Optical-IR telescopes have been the drivers for astronomical discovery for four centuries. The next generation of "extremely large" ground-based telescopes will open new discovery space that will revolutionize exoplanet research and expand the frontiers of all areas of astrophysics and cosmology. In this talk, I will provide an overview and status report on the Giant Magellan Telescope (GMT) in the context of the other next-generation telescopes.
The GMT is a 25.4m diameter telescope being built in northern Chile by an international collaboration of universities and research institutions. It will use state-of-the-art, adaptive optics technology that builds on a heritage of optical systems in use today to gain a factor of three in angular resolution and a factor of tens to thousands in sensitivity (depending on the observing configuration) over the previous generation of telescopes. I will give a brief overview of the GMT design, focusing on the aspects of GMT that will provide unique capabilities among the ELTs. The first-generation instruments for GMT are being designed to further capitalize on GMT's strengths and will enable research on everything from exoplanets to the highest redshift galaxies. I will describe the first-generation instrument suite and some of the exciting science that our partners anticipate doing during the first decade of operations.

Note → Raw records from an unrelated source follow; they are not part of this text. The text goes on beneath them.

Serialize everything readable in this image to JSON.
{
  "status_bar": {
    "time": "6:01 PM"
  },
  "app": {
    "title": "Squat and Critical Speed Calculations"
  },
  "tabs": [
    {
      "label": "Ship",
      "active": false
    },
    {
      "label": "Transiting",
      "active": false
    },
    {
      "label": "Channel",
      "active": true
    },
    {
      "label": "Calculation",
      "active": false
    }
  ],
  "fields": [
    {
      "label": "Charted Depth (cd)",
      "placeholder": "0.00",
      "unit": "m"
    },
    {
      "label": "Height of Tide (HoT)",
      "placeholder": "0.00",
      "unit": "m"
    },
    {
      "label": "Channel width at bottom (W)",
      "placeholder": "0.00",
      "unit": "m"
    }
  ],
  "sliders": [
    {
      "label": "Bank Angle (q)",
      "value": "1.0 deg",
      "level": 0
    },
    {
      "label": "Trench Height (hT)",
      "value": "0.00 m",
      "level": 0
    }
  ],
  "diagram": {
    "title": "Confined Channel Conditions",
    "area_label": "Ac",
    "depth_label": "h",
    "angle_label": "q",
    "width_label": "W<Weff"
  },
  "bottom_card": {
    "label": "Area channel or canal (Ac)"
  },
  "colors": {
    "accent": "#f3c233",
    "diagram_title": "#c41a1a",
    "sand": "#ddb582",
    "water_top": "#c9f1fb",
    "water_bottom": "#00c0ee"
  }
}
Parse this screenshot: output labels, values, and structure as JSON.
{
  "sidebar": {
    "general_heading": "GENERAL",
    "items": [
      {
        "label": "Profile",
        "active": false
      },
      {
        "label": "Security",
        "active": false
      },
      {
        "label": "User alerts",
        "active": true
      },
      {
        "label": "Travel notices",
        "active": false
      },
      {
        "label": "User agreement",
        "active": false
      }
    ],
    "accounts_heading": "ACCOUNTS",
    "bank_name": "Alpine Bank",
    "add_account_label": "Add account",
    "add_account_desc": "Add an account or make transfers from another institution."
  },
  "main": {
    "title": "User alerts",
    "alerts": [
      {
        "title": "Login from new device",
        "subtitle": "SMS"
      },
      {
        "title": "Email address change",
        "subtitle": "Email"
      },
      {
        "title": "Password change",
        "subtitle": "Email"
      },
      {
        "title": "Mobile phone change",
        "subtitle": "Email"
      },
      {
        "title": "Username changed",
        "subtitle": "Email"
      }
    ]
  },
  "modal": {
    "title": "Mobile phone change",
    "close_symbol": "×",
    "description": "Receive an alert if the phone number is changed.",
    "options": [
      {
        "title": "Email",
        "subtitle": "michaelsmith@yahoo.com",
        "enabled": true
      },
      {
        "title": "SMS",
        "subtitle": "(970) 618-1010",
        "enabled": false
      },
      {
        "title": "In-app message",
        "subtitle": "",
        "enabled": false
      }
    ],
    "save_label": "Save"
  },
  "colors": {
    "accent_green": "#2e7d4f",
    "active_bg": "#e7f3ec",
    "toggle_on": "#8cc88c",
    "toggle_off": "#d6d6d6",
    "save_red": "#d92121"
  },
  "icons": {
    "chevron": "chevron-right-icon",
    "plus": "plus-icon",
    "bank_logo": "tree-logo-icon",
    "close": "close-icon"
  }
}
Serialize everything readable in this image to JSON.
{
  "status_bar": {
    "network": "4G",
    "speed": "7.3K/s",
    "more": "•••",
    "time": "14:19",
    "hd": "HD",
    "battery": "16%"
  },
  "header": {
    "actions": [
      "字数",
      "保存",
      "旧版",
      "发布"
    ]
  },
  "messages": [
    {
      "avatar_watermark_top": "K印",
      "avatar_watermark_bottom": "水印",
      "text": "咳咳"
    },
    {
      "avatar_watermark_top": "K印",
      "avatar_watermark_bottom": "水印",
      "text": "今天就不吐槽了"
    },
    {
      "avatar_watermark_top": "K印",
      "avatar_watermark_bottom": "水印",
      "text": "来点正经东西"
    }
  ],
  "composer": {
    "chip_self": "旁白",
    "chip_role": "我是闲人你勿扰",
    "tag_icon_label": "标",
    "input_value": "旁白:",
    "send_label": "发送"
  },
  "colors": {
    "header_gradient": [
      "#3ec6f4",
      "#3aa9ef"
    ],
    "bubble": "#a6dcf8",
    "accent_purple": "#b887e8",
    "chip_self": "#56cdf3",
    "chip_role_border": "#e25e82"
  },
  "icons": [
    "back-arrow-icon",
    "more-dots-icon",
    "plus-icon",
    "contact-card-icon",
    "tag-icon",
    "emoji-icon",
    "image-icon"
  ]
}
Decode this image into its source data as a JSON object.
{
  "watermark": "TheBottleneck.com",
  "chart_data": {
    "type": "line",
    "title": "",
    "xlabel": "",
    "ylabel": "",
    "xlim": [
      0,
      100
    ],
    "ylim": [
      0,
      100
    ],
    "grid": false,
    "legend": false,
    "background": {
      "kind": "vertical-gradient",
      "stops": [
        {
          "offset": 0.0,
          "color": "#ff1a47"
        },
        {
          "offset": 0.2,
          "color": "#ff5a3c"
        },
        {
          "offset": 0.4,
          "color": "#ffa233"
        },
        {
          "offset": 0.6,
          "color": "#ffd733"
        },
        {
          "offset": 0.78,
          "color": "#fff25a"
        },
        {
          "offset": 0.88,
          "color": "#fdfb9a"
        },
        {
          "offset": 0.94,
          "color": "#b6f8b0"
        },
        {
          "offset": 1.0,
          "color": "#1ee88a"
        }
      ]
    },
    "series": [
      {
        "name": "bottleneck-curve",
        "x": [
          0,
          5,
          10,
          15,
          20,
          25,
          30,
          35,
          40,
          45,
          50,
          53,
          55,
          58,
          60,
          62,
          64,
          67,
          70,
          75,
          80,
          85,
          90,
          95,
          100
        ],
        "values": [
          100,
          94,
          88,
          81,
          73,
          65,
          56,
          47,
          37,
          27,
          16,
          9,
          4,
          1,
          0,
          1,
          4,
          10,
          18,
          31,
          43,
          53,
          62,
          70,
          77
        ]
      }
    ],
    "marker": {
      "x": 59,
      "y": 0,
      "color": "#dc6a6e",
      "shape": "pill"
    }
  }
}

GMT is proceding rapidly with final design work, mirror fabrication, prototyping, and site construction. I will provide an update on the project's status and the construction underway in Chile.